In order to function, windmills and Watermills depend upon a close relationship with the natural sources of energy from which they derive their power. Ideally, therefore, the space around a windmill should be maintained as clear as possible of buildings and trees, to allow a free flow of wind. Similarly, an uninterrupted water supply is vital to work a waterwheel or water turbine. The maintenance of all watercourses, dams, weirs and ponds, with the provision of access for their repair and management, is therefore of particular concern to the Section.

Many mills and mill sites are having their potential investigated for the production of hydro-power. The philosophy of the Mills Section views this in exactly the same way as any other adaptive re-use. For all listed mills there is a presumption towards the requirement of Listed Building Consent for any hydro-power installation. Irrespective of the status of the mill it is vital that new and modified works are appropriate to their environment.

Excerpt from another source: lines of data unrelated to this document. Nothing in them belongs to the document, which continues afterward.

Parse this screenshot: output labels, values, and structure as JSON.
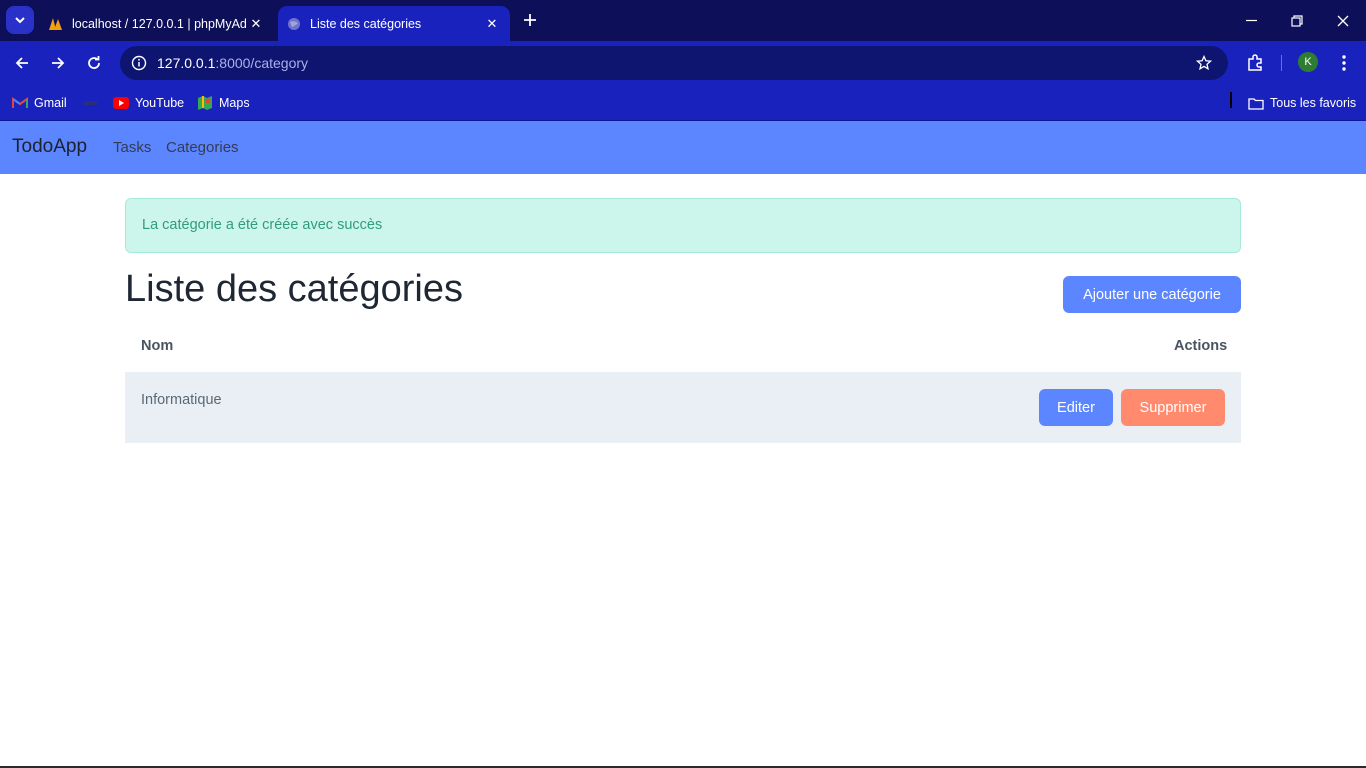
{
  "browser": {
    "tabs": [
      {
        "title": "localhost / 127.0.0.1 | phpMyAd",
        "active": false
      },
      {
        "title": "Liste des catégories",
        "active": true
      }
    ],
    "url_host": "127.0.0.1",
    "url_rest": ":8000/category",
    "profile_initial": "K",
    "bookmarks": [
      {
        "label": "Gmail",
        "icon": "gmail-icon"
      },
      {
        "label": "YouTube",
        "icon": "youtube-icon"
      },
      {
        "label": "Maps",
        "icon": "maps-icon"
      }
    ],
    "all_bookmarks_label": "Tous les favoris",
    "colors": {
      "tabstrip": "#0d0f58",
      "toolbar": "#1a22bd",
      "omnibox": "#0e1570"
    }
  },
  "app": {
    "brand": "TodoApp",
    "nav": [
      {
        "label": "Tasks"
      },
      {
        "label": "Categories"
      }
    ],
    "alert": "La catégorie a été créée avec succès",
    "page_title": "Liste des catégories",
    "add_button": "Ajouter une catégorie",
    "table": {
      "headers": [
        "Nom",
        "Actions"
      ],
      "rows": [
        {
          "name": "Informatique",
          "edit": "Editer",
          "delete": "Supprimer"
        }
      ]
    },
    "colors": {
      "primary": "#5c86ff",
      "danger": "#ff8a6d",
      "success_bg": "#ccf6ec",
      "success_text": "#2f9c7d"
    }
  }
}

Such works need to be as unobtrusive as possible, or they should be kept separate from the traditional installation. Any scheme that is not in the best interests of conservation, that threatens historic fabric or working parts, is not acceptable. In most cases, however, a compromise in favour of the natural and historic environment can be achieved.

Windmills and watermills are primarily machines, and proposals to convert them to other uses will always be critically examined by the Section. The SPAB was founded in 1877 by William Morris as a direct result of the contemporary spoiling of history, craftsmanship and true function which he witnessed being carried out as "restoration". The Mills Section bases its philosophy on over seventy years experience in the protection and repair of mills in many parts of the country, and aims to encourage the sincere and proper repair of mills, to ensure that truly representative examples will survive for future generations to study and enjoy. All such work will raise problems which can only be answered by those with adequate knowledge and experience. Such advice should be sought and considered carefully before any action concerning the future of any mill is taken.

The Mills Section Committee, 1983.
(revised 2000 and 2004)

This document can also be downloaded as a PDF document (you will need Adobe Acrobat Reader).